>>> allwords
['There', 'is', 'no', 'asbestos', 'in', 'our', 'products', 'no'.]

Now I need to replace the words that meet some criteria in the original tree, so that I get something like this:

['S', ['NP', ['DET', 'There']], ['S', ['VP', ['VERB', 'is'], ['VP', ['NP', ['DET', 'no'], ['NOUN', '_REPLACED_']], ['VP', ['PP', ['ADP', 'in'], ['NP', ['PRON', 'our'], ['NOUN', 'products']]], ['ADVP', ['ADV', 'now']]]]], ['.', '.']]]

I have tried the following function, but I am unable to propagate the replacements upwards, so I always get the same old original tree.

def replacer(tree):
    for sub in tree[1:]:
        if(type(sub) == str):
            if #'condition is true':
                return sub
            else: return sub    

I would appreciate some hint in how to achieve the results. Thank you in advance.

share|improve this question
@Daniel Roseman Thank you for the edit! – Serge Mar 31 '13 at 16:37
up vote 2 down vote accepted

So here is an example of how I use list comprehensions to do this sort of thing. If you don't know, the list comprehension is something = [explorer(x) for x in something]. That's also where the recursion is happening. What you get back is a list of the exact same structure, but you've "been to" every endpoint and can check for and replace things. I did a couple arbitrary replacements.

>>> tree = ['S', ['NP', ['DET', 'There']], ['S', ['VP', ['VERB', 'is'], ['VP', ['NP', ['DET', 'no'], ['NOUN', 'asbestos']], ['VP', ['PP', ['ADP', 'in'], ['NP', ['PRON', 'our'], ['NOUN', 'products']]], ['ADVP', ['ADV', 'now']]]]], ['.', '.']]]
>>> def explorer(something):
        if type(something) == list:
            something = [explorer(x) for x in something]
        else:   # You may want to check other conditions here, like if it's a string
            if something == 'asbestos':
                something = 'Oh my'
            if something == 'S':
                something = 'Z'
        return something

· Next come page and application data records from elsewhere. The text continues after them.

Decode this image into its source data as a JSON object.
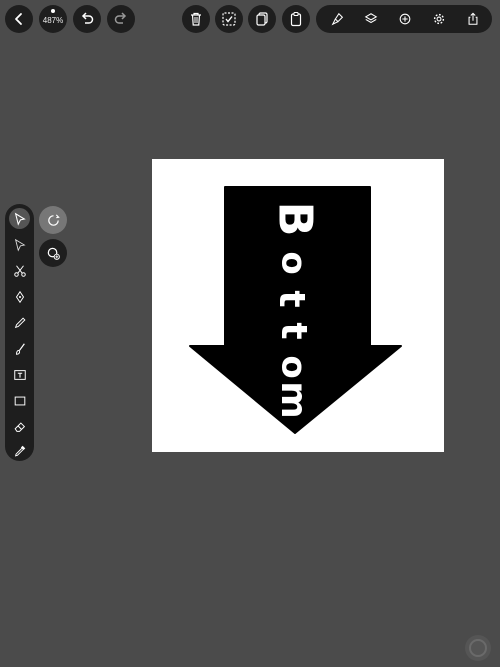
{
  "toolbar": {
    "zoom_label": "487%",
    "left_buttons": [
      {
        "icon": "chevron-left-icon"
      },
      {
        "icon": "zoom-indicator"
      },
      {
        "icon": "undo-icon"
      },
      {
        "icon": "redo-icon"
      }
    ],
    "center_buttons": [
      {
        "icon": "trash-icon"
      },
      {
        "icon": "select-all-icon"
      },
      {
        "icon": "duplicate-icon"
      },
      {
        "icon": "clipboard-icon"
      }
    ],
    "right_group": [
      {
        "icon": "stamp-icon"
      },
      {
        "icon": "layers-icon"
      },
      {
        "icon": "add-icon"
      },
      {
        "icon": "settings-icon"
      },
      {
        "icon": "share-icon"
      }
    ]
  },
  "tools": [
    {
      "name": "select-tool",
      "icon": "pointer-icon",
      "active": true
    },
    {
      "name": "direct-select-tool",
      "icon": "direct-pointer-icon"
    },
    {
      "name": "scissors-tool",
      "icon": "scissors-icon"
    },
    {
      "name": "pen-tool",
      "icon": "pen-nib-icon"
    },
    {
      "name": "pencil-tool",
      "icon": "pencil-icon"
    },
    {
      "name": "brush-tool",
      "icon": "brush-icon"
    },
    {
      "name": "text-tool",
      "icon": "text-box-icon"
    },
    {
      "name": "shape-tool",
      "icon": "rectangle-icon"
    },
    {
      "name": "eraser-tool",
      "icon": "eraser-icon"
    },
    {
      "name": "eyedropper-tool",
      "icon": "eyedropper-icon"
    }
  ],
  "sub_tools": [
    {
      "name": "freehand-select-option",
      "icon": "lasso-select-icon",
      "active": true
    },
    {
      "name": "lasso-add-option",
      "icon": "lasso-add-icon"
    }
  ],
  "artwork": {
    "text": "Bottom",
    "letters": [
      "B",
      "o",
      "t",
      "t",
      "o",
      "m"
    ],
    "fill": "#000000",
    "text_color": "#ffffff"
  },
  "colors": {
    "background": "#4b4b4b",
    "toolbar": "#1e1e1e",
    "canvas": "#ffffff"
  }
}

>>> explorer(tree)
['Z', ['NP', ['DET', 'There']], ['Z', ['VP', ['VERB', 'is'], ['VP', ['NP', ['DET', 'no'], ['NOUN', 'Oh my']], ['VP', ['PP', ['ADP', 'in'], ['NP', ['PRON', 'our'], ['NOUN', 'products']]], ['ADVP', ['ADV', 'now']]]]], ['.', '.']]]

I just noticed something after reading your words more carefully. The reason you are not able to "propagate replacements upwards" is because your loop is structured something like this:

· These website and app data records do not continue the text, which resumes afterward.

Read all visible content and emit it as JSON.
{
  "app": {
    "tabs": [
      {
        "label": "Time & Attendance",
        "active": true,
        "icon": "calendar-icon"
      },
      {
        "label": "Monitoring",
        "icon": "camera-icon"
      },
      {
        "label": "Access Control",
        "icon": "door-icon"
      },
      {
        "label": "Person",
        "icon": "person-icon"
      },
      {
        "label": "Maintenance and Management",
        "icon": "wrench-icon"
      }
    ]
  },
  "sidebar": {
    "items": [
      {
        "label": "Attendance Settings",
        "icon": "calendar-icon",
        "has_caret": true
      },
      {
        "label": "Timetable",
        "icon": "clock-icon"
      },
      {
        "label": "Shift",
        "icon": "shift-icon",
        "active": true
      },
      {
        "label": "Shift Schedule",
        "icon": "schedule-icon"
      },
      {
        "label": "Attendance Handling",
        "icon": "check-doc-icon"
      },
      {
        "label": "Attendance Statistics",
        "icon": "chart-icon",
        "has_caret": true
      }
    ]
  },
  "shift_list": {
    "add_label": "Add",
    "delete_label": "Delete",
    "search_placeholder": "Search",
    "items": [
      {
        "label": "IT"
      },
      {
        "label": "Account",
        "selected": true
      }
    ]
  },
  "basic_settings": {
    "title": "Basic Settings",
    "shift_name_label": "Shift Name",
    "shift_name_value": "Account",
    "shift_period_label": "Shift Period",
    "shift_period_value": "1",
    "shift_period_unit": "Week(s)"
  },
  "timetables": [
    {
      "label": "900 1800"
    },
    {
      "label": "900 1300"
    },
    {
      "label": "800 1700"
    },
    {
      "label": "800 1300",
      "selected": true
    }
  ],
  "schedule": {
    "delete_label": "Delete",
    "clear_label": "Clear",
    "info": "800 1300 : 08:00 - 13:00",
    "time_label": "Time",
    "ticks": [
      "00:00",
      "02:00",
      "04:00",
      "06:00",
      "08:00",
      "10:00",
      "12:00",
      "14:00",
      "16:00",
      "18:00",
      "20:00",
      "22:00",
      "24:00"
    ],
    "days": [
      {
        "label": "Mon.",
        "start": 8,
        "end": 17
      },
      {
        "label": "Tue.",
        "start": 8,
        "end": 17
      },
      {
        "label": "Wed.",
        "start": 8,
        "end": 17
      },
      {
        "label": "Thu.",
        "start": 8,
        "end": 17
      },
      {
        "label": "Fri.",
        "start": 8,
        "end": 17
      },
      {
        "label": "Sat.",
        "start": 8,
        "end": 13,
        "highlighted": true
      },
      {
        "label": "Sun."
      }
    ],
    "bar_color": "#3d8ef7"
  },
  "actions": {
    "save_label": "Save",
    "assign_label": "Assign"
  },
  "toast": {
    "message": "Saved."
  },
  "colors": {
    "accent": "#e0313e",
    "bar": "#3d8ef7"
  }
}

for x in aList:
    if x = somethingSpecial:
        x = somethingElse

That does not work in Python, but this does:

for i,x in enumerate(aList):
    if x = somethingSpecial:
        aList[i] = somethingElse

Now aList has ben modified the way you want. If you don't know what enumerate() does, just copy/paste this:

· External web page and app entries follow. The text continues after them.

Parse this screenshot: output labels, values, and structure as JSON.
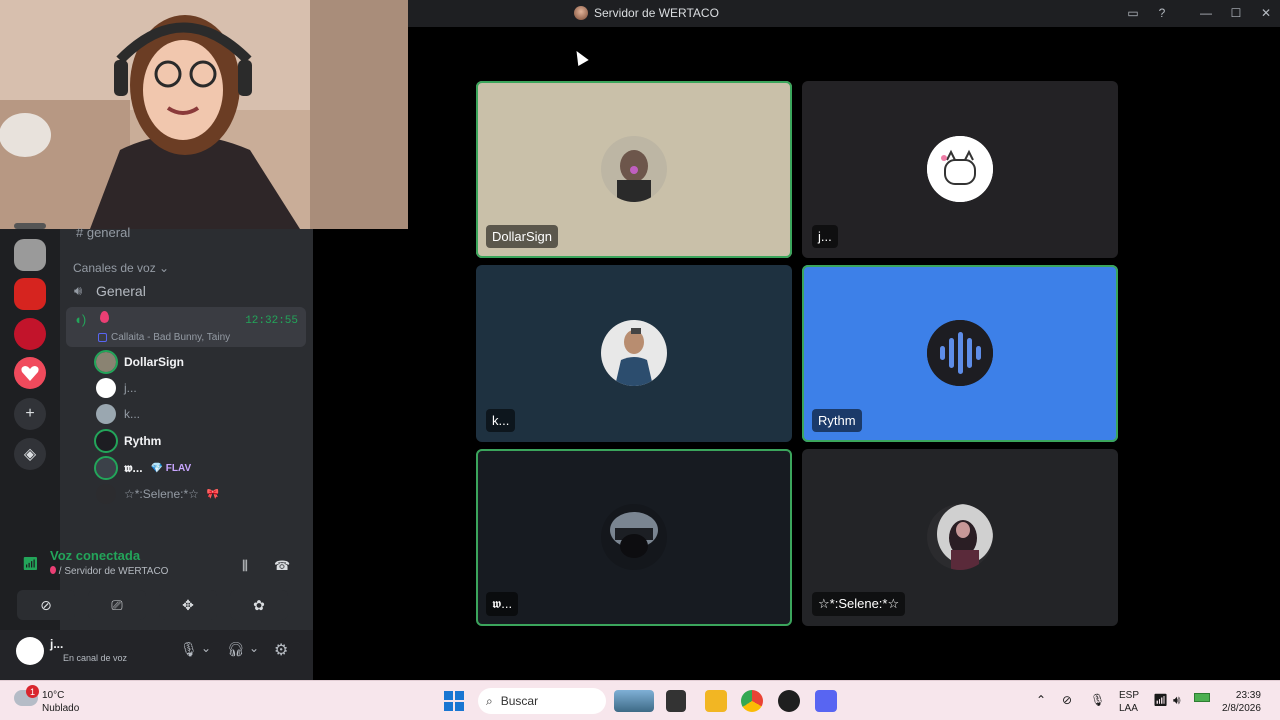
{
  "window": {
    "title": "Servidor de WERTACO"
  },
  "colors": {
    "speaking_green": "#3ba55c",
    "rythm_blue": "#3d80e8",
    "bg_dark": "#1e1f22"
  },
  "sidebar": {
    "text_channel": "general",
    "voice_category": "Canales de voz",
    "voice_channel": "General",
    "active_timer": "12:32:55",
    "activity": "Callaita - Bad Bunny, Tainy",
    "members": [
      {
        "name": "DollarSign"
      },
      {
        "name": "j..."
      },
      {
        "name": "k..."
      },
      {
        "name": "Rythm"
      },
      {
        "name": "𝖜...",
        "badge": "💎 FLAV"
      },
      {
        "name": "☆*:Selene:*☆",
        "badge": "🎀"
      }
    ]
  },
  "voice_panel": {
    "status": "Voz conectada",
    "server": "/ Servidor de WERTACO"
  },
  "user_panel": {
    "name": "j...",
    "status": "En canal de voz"
  },
  "tiles": [
    {
      "name": "DollarSign",
      "speaking": true
    },
    {
      "name": "j...",
      "speaking": false
    },
    {
      "name": "k...",
      "speaking": false
    },
    {
      "name": "Rythm",
      "speaking": true
    },
    {
      "name": "𝖜...",
      "speaking": true
    },
    {
      "name": "☆*:Selene:*☆",
      "speaking": false
    }
  ],
  "taskbar": {
    "temp": "10°C",
    "weather": "Nublado",
    "weather_badge": "1",
    "search_placeholder": "Buscar",
    "lang_top": "ESP",
    "lang_bottom": "LAA",
    "time": "23:39",
    "date": "2/8/2026"
  }
}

aList = ['a','b','c']
for i,x in enumerate(aList):
share|improve this answer

Your problem is that you are retuning the string in some cases, and printing a list in others. Make sure that your replacer is always returning a list of strings, and you should be fine.

share|improve this answer

If I understand your question correctly, one way to solve your question is like this:

 >>> tree = ['S', ['NP', ['DET', 'There']], ['S', ['VP', ['VERB', 'is'], ['VP', ['NP', ['DET', 'no'], ['NOUN', 'asbestos']], ['VP', ['PP', ['ADP', 'in'], ['NP', ['PRON', 'our'], ['NOUN', 'products']]], ['ADVP', ['ADV', 'now']]]]], ['.', '.']]]
 >>> def replacer(tree):
        for i, sub in enumerate(tree[1:]):
            if type(sub) == str and sub == 'asbestos':
                tree[i+1] = '__REPLACE__'

If you make a change to tree[1:], you are not actually making a change to the list but rather to the splice. So the enumerate function gets you around this issue. Your sub="_REPLACE_" does not actually change the list. It merely assigns a new value to the name sub.

The result:

>>> replacer(tree)
>>> tree
['S', ['NP', ['DET', 'There']], ['S', ['VP', ['VERB', 'is'], ['VP', ['NP', ['DET', 'no'], ['NOUN', '__REPLACE__']], ['VP', ['PP', ['ADP', 'in'], ['NP', ['PRON', 'our'], ['NOUN', 'products']]], ['ADVP', ['ADV', 'now']]]]], ['.', '.']]]

To get a new list like your first function creates, you can simply apply your first function to the new tree list:

>>> explorer(tree)
['There', 'is', 'no', '__REPLACE__', 'in', 'our', 'products', 'now', '.']
share|improve this answer

Your Answer


By posting your answer, you agree to the privacy policy and terms of service.

Not the answer you're looking for? Browse other questions tagged or ask your own question.